Task prompt: Within the records below, filter for lines carrying the word "JSON" and copy them.

Data records for software interfaces:
○ ○ ○ ○ ○

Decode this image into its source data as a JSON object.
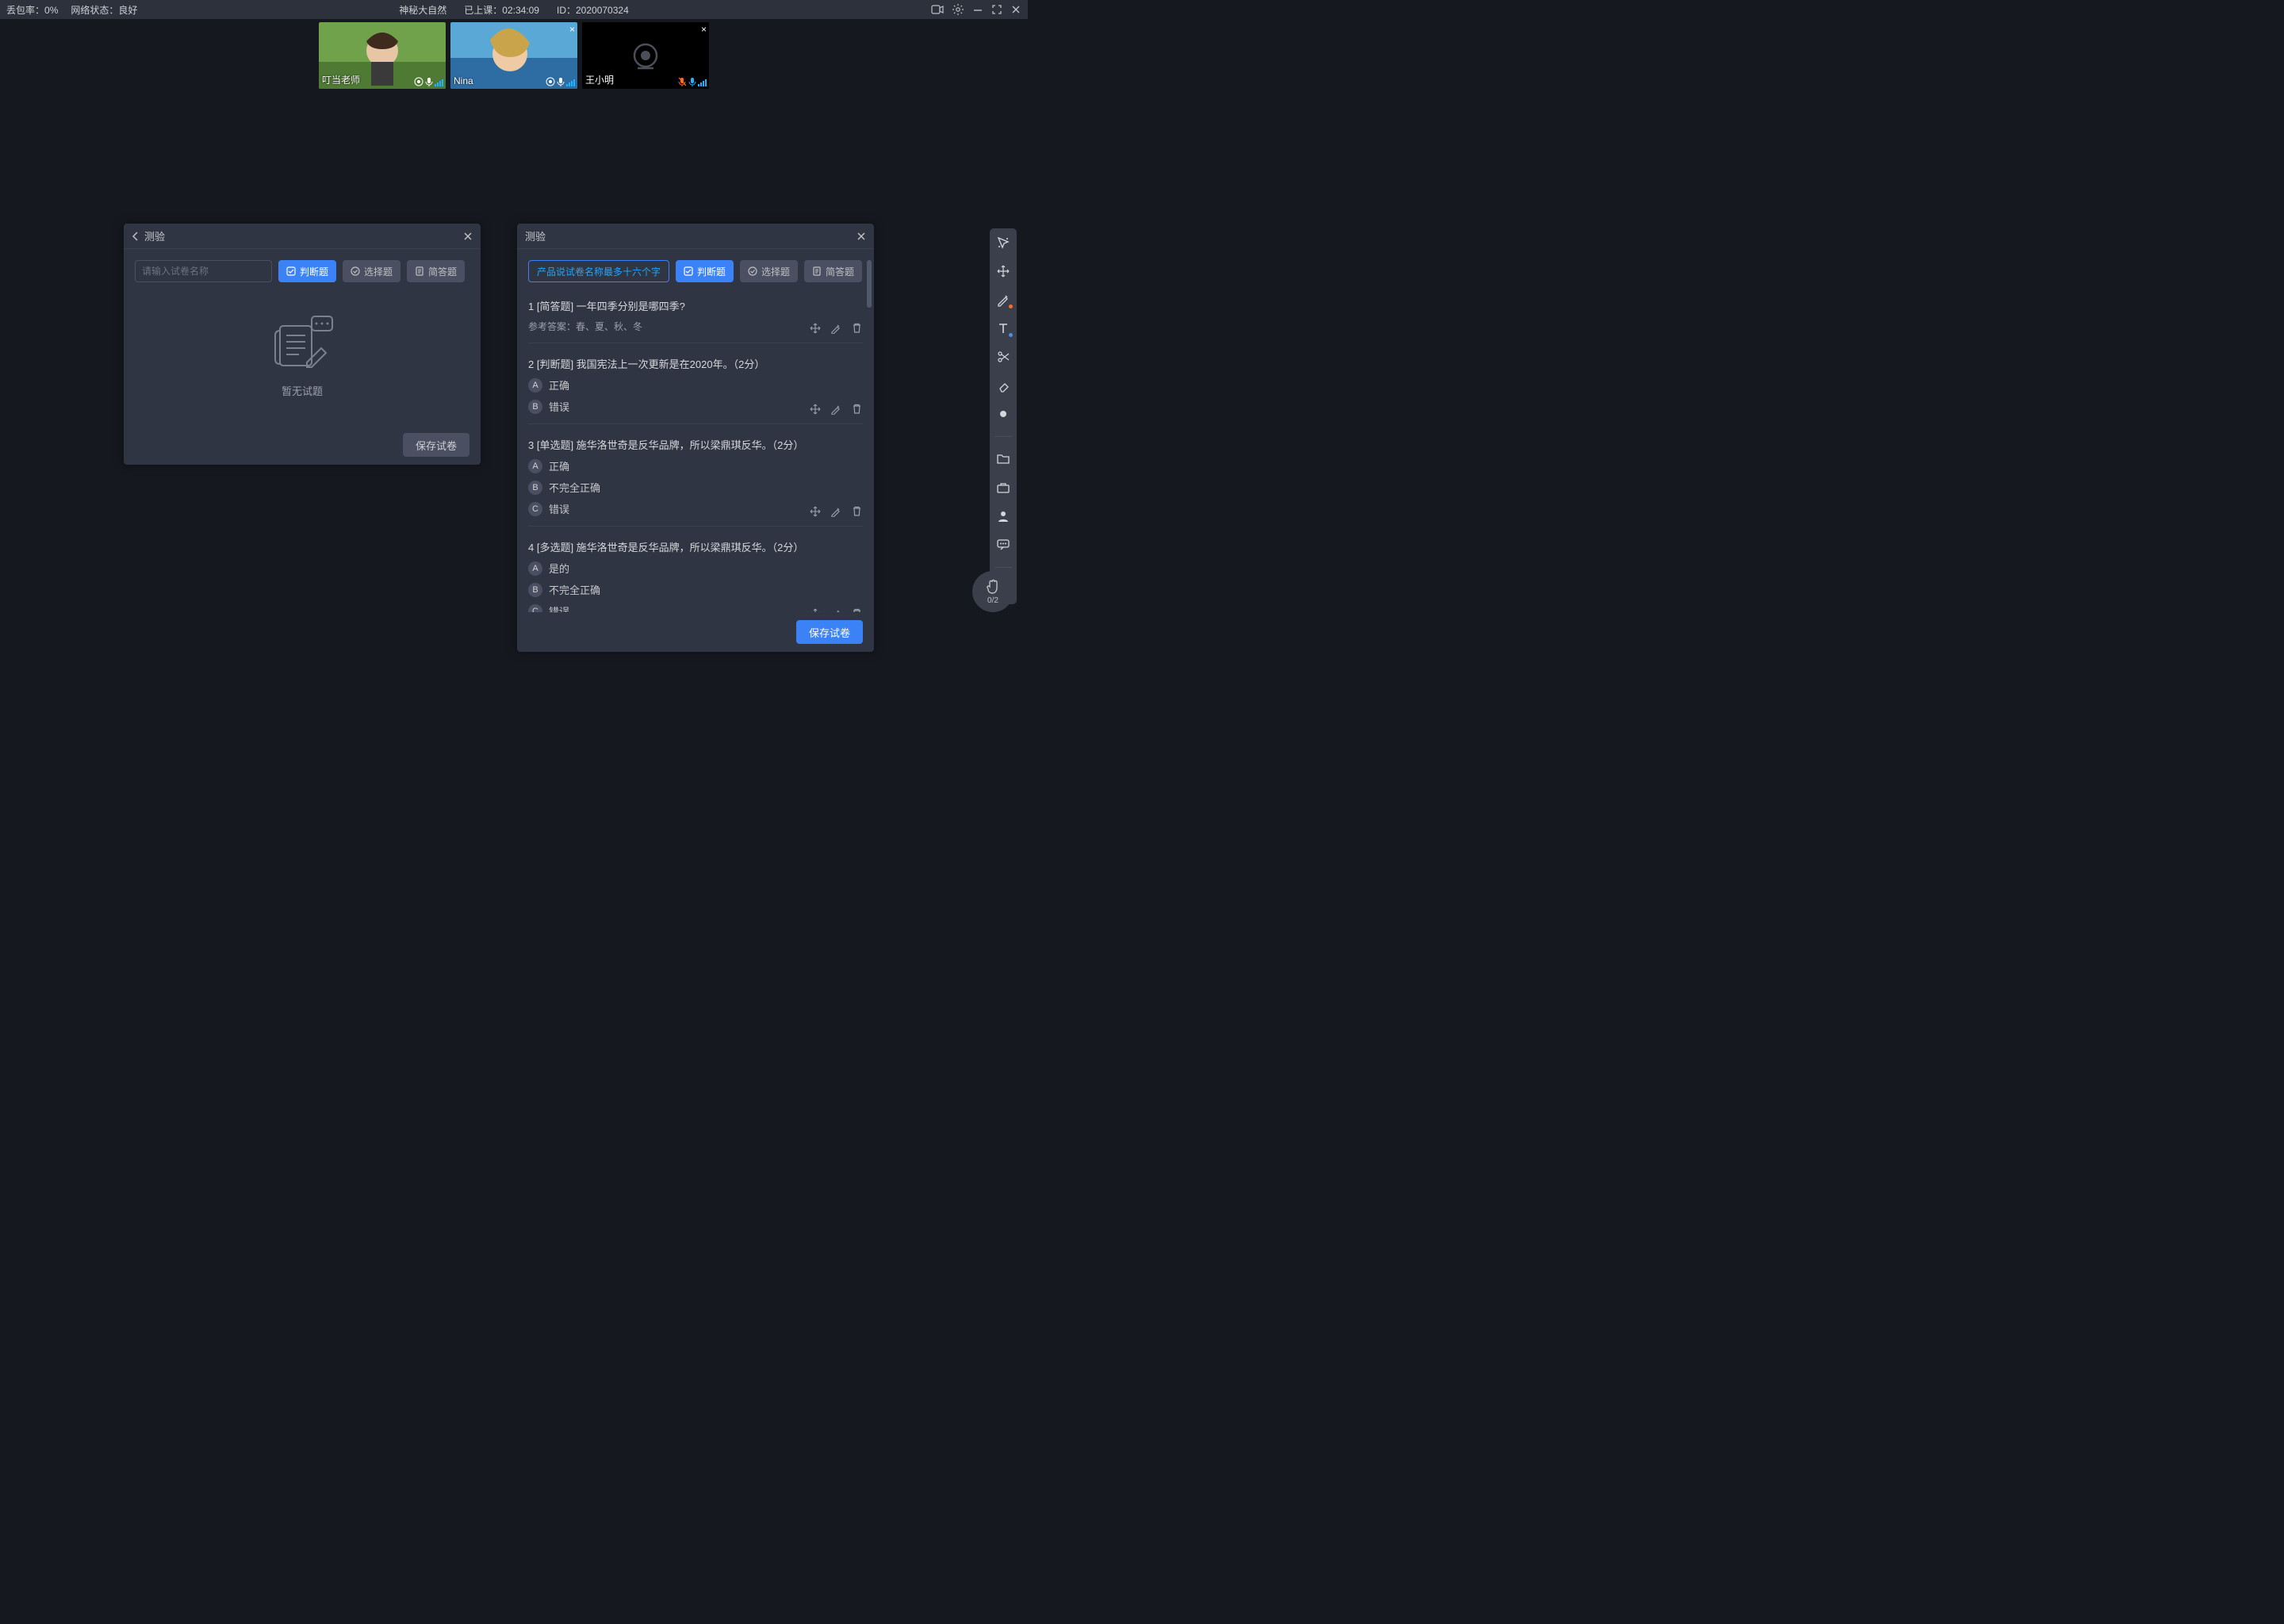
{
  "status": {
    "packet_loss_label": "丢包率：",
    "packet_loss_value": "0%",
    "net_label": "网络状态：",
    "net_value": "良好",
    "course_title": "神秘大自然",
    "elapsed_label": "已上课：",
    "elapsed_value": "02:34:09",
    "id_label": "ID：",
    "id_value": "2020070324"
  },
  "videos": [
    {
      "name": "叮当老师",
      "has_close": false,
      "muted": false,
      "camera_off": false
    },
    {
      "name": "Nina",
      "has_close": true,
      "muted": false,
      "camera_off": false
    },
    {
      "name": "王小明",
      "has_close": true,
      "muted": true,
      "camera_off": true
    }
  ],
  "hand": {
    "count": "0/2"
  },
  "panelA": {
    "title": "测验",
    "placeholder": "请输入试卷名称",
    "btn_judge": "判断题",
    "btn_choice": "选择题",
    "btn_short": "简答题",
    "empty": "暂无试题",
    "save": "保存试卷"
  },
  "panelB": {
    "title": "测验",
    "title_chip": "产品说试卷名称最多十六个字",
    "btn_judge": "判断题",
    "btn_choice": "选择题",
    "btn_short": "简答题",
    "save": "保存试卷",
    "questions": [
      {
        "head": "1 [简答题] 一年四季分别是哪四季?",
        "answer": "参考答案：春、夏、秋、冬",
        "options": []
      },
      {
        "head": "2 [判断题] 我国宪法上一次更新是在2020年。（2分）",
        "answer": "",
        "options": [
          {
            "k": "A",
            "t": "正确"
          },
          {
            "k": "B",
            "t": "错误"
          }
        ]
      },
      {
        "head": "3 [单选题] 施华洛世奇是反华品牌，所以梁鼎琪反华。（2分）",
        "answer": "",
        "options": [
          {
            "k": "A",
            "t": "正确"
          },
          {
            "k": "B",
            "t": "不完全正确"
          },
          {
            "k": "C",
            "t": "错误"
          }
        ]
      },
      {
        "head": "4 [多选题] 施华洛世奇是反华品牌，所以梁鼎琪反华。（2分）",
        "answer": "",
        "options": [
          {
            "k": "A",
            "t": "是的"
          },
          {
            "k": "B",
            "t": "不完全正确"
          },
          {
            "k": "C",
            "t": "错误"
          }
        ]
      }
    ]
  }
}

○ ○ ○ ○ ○

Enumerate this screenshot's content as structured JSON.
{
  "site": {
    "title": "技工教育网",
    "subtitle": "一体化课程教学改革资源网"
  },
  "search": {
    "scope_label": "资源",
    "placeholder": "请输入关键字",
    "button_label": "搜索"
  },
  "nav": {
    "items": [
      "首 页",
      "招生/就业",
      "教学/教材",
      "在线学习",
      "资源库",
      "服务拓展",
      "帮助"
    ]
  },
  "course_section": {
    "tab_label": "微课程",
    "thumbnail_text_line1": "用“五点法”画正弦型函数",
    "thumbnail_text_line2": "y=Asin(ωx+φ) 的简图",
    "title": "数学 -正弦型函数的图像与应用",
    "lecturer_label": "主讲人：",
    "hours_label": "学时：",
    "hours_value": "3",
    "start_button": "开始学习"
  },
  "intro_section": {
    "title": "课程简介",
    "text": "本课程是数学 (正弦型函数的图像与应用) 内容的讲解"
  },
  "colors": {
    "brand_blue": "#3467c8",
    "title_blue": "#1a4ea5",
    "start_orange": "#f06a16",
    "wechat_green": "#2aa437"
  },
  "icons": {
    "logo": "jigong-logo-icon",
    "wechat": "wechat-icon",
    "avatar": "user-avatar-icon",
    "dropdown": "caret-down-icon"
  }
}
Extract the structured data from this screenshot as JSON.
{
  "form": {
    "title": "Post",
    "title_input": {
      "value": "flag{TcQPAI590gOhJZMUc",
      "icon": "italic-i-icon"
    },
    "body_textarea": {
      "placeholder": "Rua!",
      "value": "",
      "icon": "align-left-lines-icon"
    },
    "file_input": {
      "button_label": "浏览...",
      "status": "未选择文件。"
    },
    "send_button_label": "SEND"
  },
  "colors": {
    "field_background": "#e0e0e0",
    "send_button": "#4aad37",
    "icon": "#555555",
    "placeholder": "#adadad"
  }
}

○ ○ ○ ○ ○

Answer to the exercise:
Decode this image into its source data as a JSON object.
Enumerate this screenshot's content as structured JSON.
Extract the structured data from this screenshot as JSON.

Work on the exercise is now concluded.